People gamble for various reasons, such as to pass time, socialize or win money. It is important to differentiate between healthy and harmful gambling behaviors. Those who engage in unhealthy gambling may be at risk of developing addictions. They may also experience negative impacts on their relationships, performance at work or studies, and their health. In addition, problem gamblers often end up in debt, which can have serious consequences for their finances and health. It is important to seek help from a professional if you have concerns about your own or someone else’s gambling habits.

Whether you are gambling online or at a live event, it is crucial to play responsibly and to use the appropriate safety measures. You should also check the laws in your country before you start gambling. Many states have laws that prohibit children from being exposed to gambling advertisements and other promotional materials. Moreover, you should never bet with money that you cannot afford to lose. This way, you can reduce your risks and avoid losing money.

In some cases, gambling can even provide a sense of satisfaction and meaning to life. For example, charitable gambling events such as bingo or poker tournaments can bring communities together to raise funds for a good cause.

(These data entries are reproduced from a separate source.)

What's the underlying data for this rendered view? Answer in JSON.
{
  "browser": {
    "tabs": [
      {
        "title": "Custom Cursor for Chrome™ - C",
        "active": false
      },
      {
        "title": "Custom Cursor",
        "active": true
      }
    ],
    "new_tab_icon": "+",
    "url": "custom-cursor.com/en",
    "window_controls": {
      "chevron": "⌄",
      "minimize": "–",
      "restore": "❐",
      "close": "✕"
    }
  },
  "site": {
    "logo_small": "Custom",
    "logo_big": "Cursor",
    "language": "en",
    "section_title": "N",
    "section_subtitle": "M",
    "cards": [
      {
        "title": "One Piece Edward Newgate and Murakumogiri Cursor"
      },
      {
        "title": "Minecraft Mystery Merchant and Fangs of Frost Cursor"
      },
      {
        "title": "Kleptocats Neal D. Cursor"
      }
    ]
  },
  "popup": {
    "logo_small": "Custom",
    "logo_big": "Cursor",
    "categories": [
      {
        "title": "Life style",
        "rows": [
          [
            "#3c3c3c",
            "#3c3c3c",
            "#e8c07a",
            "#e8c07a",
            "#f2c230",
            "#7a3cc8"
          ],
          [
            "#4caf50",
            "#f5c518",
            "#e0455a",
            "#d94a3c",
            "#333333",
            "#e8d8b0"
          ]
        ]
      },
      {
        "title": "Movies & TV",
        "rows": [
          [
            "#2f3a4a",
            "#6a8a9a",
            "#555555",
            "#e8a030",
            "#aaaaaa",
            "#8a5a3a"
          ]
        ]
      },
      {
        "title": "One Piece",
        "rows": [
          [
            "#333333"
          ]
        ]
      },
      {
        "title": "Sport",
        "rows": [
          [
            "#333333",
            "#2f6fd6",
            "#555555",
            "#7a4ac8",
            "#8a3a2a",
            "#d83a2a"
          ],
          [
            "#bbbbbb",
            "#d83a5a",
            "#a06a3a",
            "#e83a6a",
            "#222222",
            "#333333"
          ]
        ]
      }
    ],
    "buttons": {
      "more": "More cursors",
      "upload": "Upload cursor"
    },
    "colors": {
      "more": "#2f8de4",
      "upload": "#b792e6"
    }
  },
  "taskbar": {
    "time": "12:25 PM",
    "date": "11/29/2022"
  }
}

The excitement and suspense that comes with betting on a football match or playing casino games can also improve our happiness levels and keep our brains active.

Research on the impacts of gambling can be structured in three classes – negative and positive; costs and benefits. These are reflected in the individual, interpersonal and society/community levels. Negative effects of gambling include harms to individuals and their families, such as increased stress, depression and anxiety, as well as poor performance at work or school and decreased family functioning.

In contrast, positive impacts of gambling include increased economic growth and tax revenue. These can be channeled to public services or invested in community development. Research on the effects of gambling can be done using a variety of methodologies, but longitudinal designs are especially useful. This type of design allows researchers to identify and isolate factors that moderate and exacerbate gambling participation over time.

It is important to note that some individuals are more susceptible to harmful gambling behavior, and it is essential to recognize and address these problems. For those who are struggling with a gambling addiction, seeking treatment is the first step toward a healthier lifestyle. Counseling can help people understand the root causes of their problems and learn coping skills. In addition to individual counseling, couples and family therapy can be helpful for those dealing with the impact of a loved one’s gambling addiction on their relationship, marriage, and finances.